          Prakash Raj did a yet another excellent job as the Baddie. He had this unusual mannerism in the movie which he portrayed very well. One could see two shades in his acting in this role. Rohit probably did a right choice for the villain. The other actors lived up to their roles.
          Back to the protagonist, I felt Ajay Devgan was making his honest efforts to outsmart Sallu Bhai in showing his strong physique. I feel it worked for the movie. Recently, in one of the interviews, he remarked that among the younger generation heroes, there are only boys and no men, which really seemed to be true after I saw this movie. In other words, Bollywood doesn’t have an all-round next-gen to follow, unlike the Gen Y of the South. Ajay was spectacular in the movie, particularly with the background in place. He and Prakash Raj outplayed every other character in the movie. He was much eager to show his abs and packs wherever possible.
          Music by Ajay-Atul was very honest and never overdone. I think Rohit deserves an applause for not messing up the plot with unwanted songs and raunchy item numbers, where there was an ample scope to have them. The background score was also in tune with the screenplay. The Hero’s background score and ‘Badmaash Dil’ deserve a special mention.
          Direction by Rohit Shetty was good in parts. He had a really good script in place, to make an inspirational film, but with an overdose of stunts, it appeared like a superhero comedy film. The entire theatre was laughing for most of the time. The only moments where there was silence in the hall were the pre-titles, the later 2 songs and probably a reel in the second half. One thing to his credit was that he just took the storyline from the original and adapted it wherever possible. So, we do not find many similarities between the original and the remake, making it more like an adaptation than a remake. Screenplay and Editing is also good. The cinematography and colour grading was really good. The kind of angles and techniques used to shoot the title scenes, were really amazing. Choreography was good. The Title song needs a special mention for the choreographer’s efforts to make it side-splitting. The only thing that I could not understand was what cost Reliance Entertainments 32 Crores in the making. Well, that’s for them to ponder over.

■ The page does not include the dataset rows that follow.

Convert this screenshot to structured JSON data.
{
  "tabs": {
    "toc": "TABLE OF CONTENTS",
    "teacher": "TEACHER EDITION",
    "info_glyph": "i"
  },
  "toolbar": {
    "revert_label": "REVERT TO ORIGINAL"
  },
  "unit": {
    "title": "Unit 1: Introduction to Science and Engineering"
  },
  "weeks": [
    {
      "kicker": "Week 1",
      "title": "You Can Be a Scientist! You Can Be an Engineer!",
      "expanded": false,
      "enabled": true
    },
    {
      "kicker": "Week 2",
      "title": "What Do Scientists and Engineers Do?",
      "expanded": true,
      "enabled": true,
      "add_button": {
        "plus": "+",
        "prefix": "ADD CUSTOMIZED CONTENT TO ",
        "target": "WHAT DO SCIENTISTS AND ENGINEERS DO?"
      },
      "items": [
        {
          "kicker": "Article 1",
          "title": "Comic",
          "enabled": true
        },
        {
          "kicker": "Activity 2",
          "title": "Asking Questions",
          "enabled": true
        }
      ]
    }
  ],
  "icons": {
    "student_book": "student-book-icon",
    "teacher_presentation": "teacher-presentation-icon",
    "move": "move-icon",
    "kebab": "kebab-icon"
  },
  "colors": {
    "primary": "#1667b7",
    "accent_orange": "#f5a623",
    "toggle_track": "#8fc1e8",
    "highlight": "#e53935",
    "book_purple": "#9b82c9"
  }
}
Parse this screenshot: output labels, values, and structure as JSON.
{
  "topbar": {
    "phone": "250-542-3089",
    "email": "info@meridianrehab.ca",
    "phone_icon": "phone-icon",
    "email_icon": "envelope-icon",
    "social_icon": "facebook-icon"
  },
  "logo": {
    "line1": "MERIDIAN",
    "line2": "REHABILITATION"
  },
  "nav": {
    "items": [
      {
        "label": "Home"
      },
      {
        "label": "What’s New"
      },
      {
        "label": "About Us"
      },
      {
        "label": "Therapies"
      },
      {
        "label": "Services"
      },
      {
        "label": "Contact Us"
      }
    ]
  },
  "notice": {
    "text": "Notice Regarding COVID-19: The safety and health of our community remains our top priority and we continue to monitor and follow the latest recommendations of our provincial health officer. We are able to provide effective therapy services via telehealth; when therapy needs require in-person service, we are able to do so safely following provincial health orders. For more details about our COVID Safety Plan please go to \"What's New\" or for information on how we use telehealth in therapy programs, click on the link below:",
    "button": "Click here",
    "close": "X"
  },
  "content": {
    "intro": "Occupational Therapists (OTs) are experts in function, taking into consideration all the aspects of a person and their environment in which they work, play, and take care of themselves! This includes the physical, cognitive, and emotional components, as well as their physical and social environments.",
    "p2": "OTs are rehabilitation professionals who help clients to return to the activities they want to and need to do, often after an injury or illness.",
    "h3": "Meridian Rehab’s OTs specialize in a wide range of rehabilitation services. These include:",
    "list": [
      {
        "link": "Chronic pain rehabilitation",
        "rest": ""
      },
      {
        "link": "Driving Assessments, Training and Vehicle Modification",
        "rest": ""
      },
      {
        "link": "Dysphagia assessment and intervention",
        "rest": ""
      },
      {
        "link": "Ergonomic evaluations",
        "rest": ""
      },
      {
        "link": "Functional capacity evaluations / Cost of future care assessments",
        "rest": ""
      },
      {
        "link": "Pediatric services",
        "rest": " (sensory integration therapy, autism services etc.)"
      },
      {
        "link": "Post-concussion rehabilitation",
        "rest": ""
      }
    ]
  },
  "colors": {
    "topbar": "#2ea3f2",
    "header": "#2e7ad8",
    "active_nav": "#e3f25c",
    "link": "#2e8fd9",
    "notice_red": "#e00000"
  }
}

          There are fairly good number of highs in the movie. However, all the frames shot on Ajay in the Goa Police Station are worth mentioning for the adrenaline rush they create. The Pre-climax is also awesome. The flipside is a weak climax. Also the chemistry between the lead pair is not so aptly directed. My final few words on the movie, if you expect entertainment, then Singham has tonnes of it. However, expect it to be a regular action flick and you’ll end up disappointed. On the whole, it was two and half hours well spent.
My Rating: 3.5/5.

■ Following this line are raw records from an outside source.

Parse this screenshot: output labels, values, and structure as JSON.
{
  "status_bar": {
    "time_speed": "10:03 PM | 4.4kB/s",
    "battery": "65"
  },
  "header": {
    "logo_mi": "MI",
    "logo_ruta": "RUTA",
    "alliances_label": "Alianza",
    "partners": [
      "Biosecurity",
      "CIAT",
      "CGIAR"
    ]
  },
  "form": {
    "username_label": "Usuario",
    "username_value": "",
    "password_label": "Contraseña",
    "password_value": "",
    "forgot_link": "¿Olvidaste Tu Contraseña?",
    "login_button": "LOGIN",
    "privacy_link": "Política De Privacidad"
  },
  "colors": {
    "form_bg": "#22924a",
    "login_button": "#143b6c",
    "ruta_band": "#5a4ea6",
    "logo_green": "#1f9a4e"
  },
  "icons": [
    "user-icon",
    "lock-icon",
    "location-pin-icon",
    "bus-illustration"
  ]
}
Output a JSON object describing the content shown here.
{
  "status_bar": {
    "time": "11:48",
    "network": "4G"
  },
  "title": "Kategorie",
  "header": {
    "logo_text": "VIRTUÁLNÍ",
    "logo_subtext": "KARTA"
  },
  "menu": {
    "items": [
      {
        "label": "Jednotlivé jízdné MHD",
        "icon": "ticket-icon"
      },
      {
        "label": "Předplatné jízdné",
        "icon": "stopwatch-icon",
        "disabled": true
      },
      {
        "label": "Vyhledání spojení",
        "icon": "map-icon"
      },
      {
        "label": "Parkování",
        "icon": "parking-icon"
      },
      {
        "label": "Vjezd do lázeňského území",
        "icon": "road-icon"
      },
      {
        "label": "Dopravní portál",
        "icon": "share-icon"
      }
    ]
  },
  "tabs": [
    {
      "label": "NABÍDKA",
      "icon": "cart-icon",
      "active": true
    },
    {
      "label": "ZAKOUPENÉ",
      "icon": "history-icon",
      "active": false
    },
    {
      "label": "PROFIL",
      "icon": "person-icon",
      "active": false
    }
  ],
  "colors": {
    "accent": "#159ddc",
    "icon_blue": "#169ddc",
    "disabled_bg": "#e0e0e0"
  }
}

P.S. - Tollywood and Kollywood are the two regional film industries in India that are comparable with Bollywood in terms of the industry size; i.e. the number of releases every year. And one thing is for sure to happen. After the success of Wanted, Ready and now Singham, with a few more remakes lined up, I can confidently predict that Tollywood and Kollywood will eclipse Bollywood in the near future. So, Rest of India, be prepared for an onslaught of South Indian films flooding your market.
Share on Google Plus

About Uday Sankar Yerramilli